Speaking prophetically entails foretelling and forth-telling. The latter refers to speaking the Word of God into our cultural context. And to that end, we are called to speak prophetically to all.

From the book of Hebrews:
Remember those who are in prison, as though in prison with them, and those who are mistreated, since you also are in the body.
My good friend preaches:
How does that work? He says that there are people that we should care about who are imprisoned and mistreated. We tend to forget them. So he says, “Remember!” And he says: “As though with them” and “since you have a body.” So how does it work? It works like this: You have a body and sometimes it hurts. When it hurts, remember that there are people right now who are being mistreated—who are hurting much more than you. Imagine yourself in their shoes, and treat them the way you would want to be treated.
The root word of passion means to suffer. To have compassion means to suffer with. God gave the Apostle Paul a thorn for vision: that is, he suffered for the blind. That is why Paul spent his life preaching, that the blind may see.

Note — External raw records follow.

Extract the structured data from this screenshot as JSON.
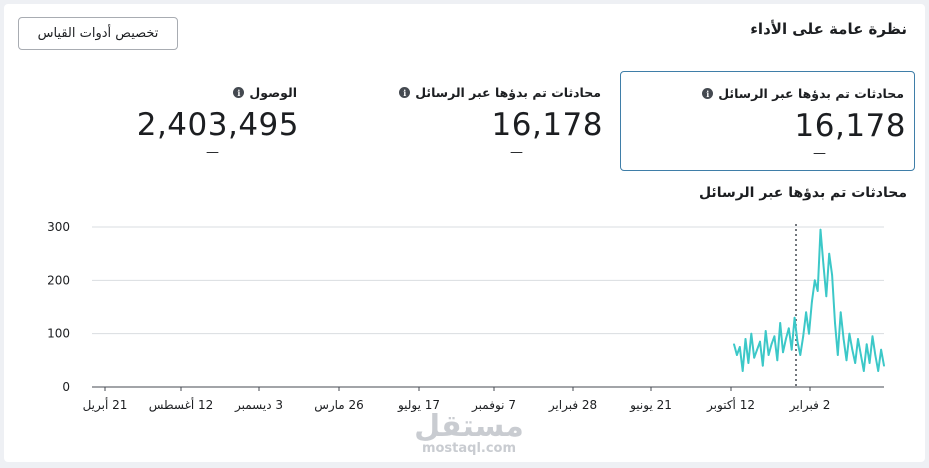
{
  "header": {
    "title": "نظرة عامة على الأداء",
    "customize_label": "تخصيص أدوات القياس"
  },
  "metrics": [
    {
      "label": "محادثات تم بدؤها عبر الرسائل",
      "value": "16,178",
      "change": "—",
      "selected": true
    },
    {
      "label": "محادثات تم بدؤها عبر الرسائل",
      "value": "16,178",
      "change": "—",
      "selected": false
    },
    {
      "label": "الوصول",
      "value": "2,403,495",
      "change": "—",
      "selected": false
    }
  ],
  "info_icon": "info-circle-icon",
  "chart_title": "محادثات تم بدؤها عبر الرسائل",
  "chart_data": {
    "type": "line",
    "title": "محادثات تم بدؤها عبر الرسائل",
    "xlabel": "",
    "ylabel": "",
    "ylim": [
      0,
      300
    ],
    "yticks": [
      "0",
      "100",
      "200",
      "300"
    ],
    "xticks": [
      "21 أبريل",
      "12 أغسطس",
      "3 ديسمبر",
      "26 مارس",
      "17 يوليو",
      "7 نوفمبر",
      "28 فبراير",
      "21 يونيو",
      "12 أكتوبر",
      "2 فبراير"
    ],
    "grid": true,
    "line_color": "#3cc8c8",
    "series": [
      {
        "values": [
          80,
          60,
          75,
          30,
          90,
          45,
          100,
          55,
          70,
          85,
          40,
          105,
          60,
          80,
          95,
          50,
          120,
          65,
          90,
          110,
          70,
          130,
          85,
          60,
          95,
          140,
          100,
          160,
          200,
          180,
          295,
          230,
          170,
          250,
          210,
          120,
          60,
          140,
          90,
          50,
          100,
          70,
          45,
          90,
          60,
          30,
          80,
          45,
          95,
          60,
          30,
          70,
          40
        ]
      }
    ]
  },
  "watermark": {
    "main": "مستقل",
    "sub": "mostaql.com"
  }
}
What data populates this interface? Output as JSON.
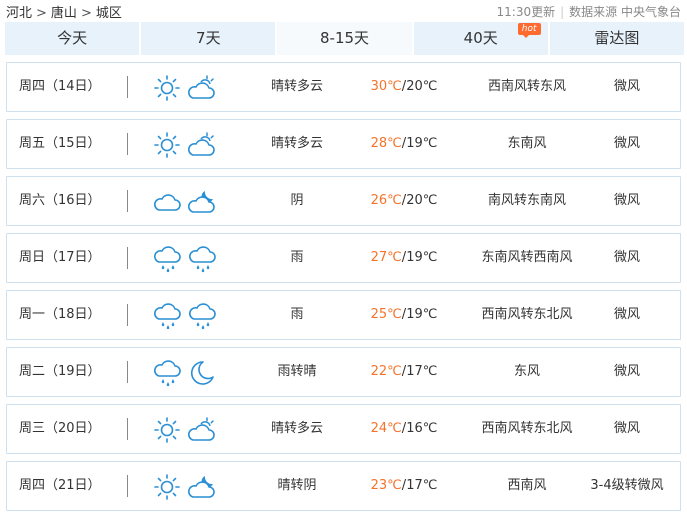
{
  "breadcrumb": {
    "items": [
      "河北",
      "唐山",
      "城区"
    ],
    "separator": ">"
  },
  "meta": {
    "update_time": "11:30更新",
    "source": "数据来源 中央气象台"
  },
  "tabs": [
    {
      "label": "今天"
    },
    {
      "label": "7天"
    },
    {
      "label": "8-15天",
      "active": true
    },
    {
      "label": "40天",
      "badge": "hot"
    },
    {
      "label": "雷达图"
    }
  ],
  "colors": {
    "accent": "#2a8fd4",
    "high_temp": "#f4732b",
    "tab_bg": "#e7f2fb",
    "hot_badge": "#ff6a2f",
    "row_border": "#cfe0ee"
  },
  "days": [
    {
      "date": "周四（14日）",
      "icon1": "sun-icon",
      "icon2": "partly-cloudy-icon",
      "condition": "晴转多云",
      "high": "30℃",
      "low": "20℃",
      "wind_dir": "西南风转东风",
      "wind_level": "微风"
    },
    {
      "date": "周五（15日）",
      "icon1": "sun-icon",
      "icon2": "partly-cloudy-icon",
      "condition": "晴转多云",
      "high": "28℃",
      "low": "19℃",
      "wind_dir": "东南风",
      "wind_level": "微风"
    },
    {
      "date": "周六（16日）",
      "icon1": "cloud-icon",
      "icon2": "cloud-moon-icon",
      "condition": "阴",
      "high": "26℃",
      "low": "20℃",
      "wind_dir": "南风转东南风",
      "wind_level": "微风"
    },
    {
      "date": "周日（17日）",
      "icon1": "rain-icon",
      "icon2": "rain-icon",
      "condition": "雨",
      "high": "27℃",
      "low": "19℃",
      "wind_dir": "东南风转西南风",
      "wind_level": "微风"
    },
    {
      "date": "周一（18日）",
      "icon1": "rain-icon",
      "icon2": "rain-icon",
      "condition": "雨",
      "high": "25℃",
      "low": "19℃",
      "wind_dir": "西南风转东北风",
      "wind_level": "微风"
    },
    {
      "date": "周二（19日）",
      "icon1": "rain-icon",
      "icon2": "moon-icon",
      "condition": "雨转晴",
      "high": "22℃",
      "low": "17℃",
      "wind_dir": "东风",
      "wind_level": "微风"
    },
    {
      "date": "周三（20日）",
      "icon1": "sun-icon",
      "icon2": "partly-cloudy-icon",
      "condition": "晴转多云",
      "high": "24℃",
      "low": "16℃",
      "wind_dir": "西南风转东北风",
      "wind_level": "微风"
    },
    {
      "date": "周四（21日）",
      "icon1": "sun-icon",
      "icon2": "cloud-moon-icon",
      "condition": "晴转阴",
      "high": "23℃",
      "low": "17℃",
      "wind_dir": "西南风",
      "wind_level": "3-4级转微风"
    }
  ]
}
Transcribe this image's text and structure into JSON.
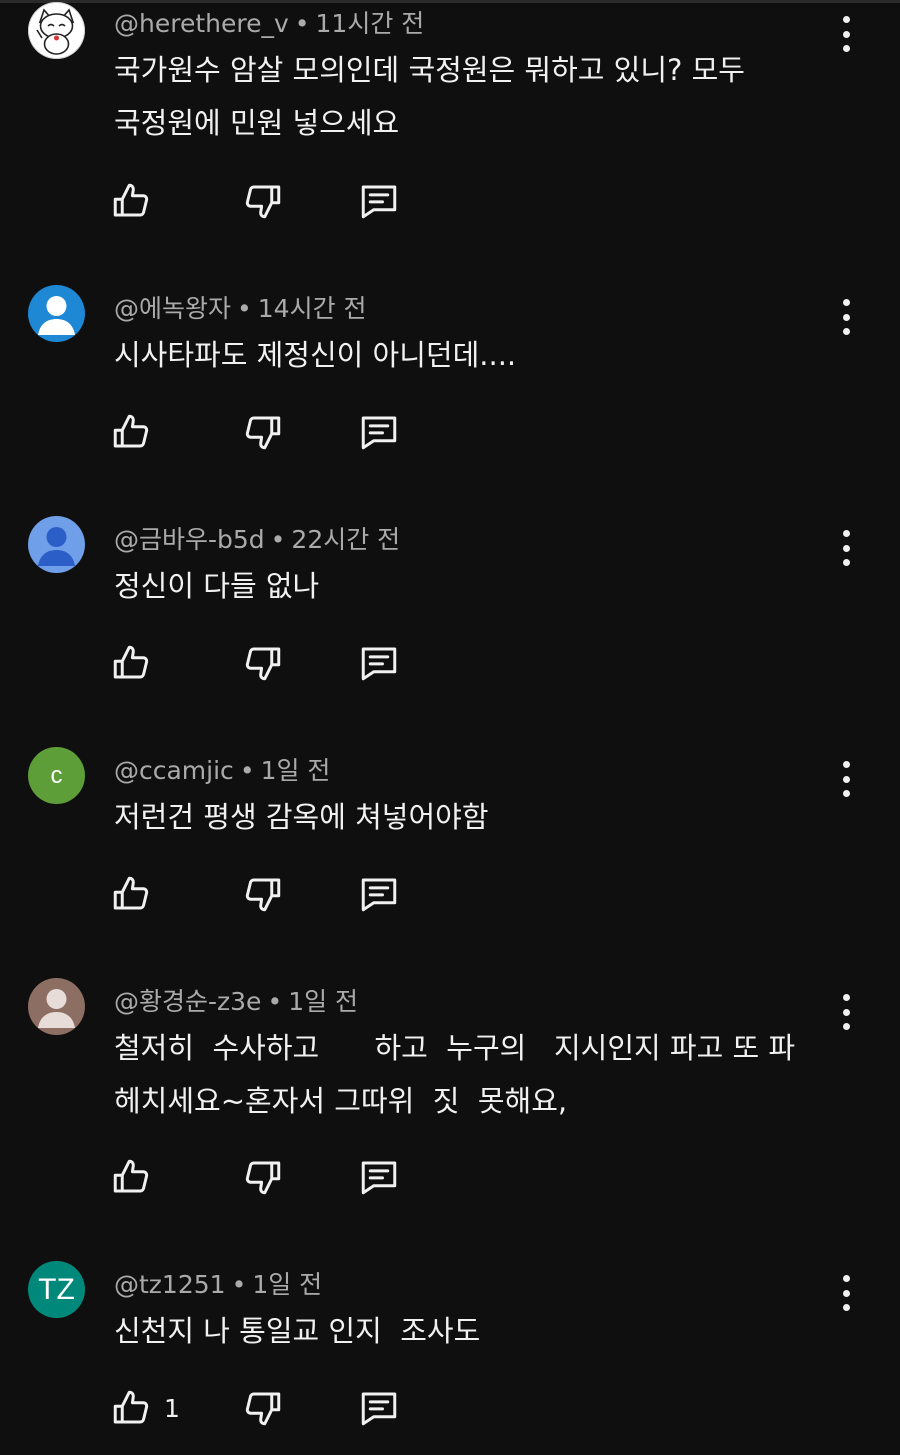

We all have God-given thorns.
Three times I pleaded with the Lord about this, that it should leave me. But he said to me, “My grace is sufficient for you, for my power is made perfect in weakness.”
Live knowing that yours is for a reason.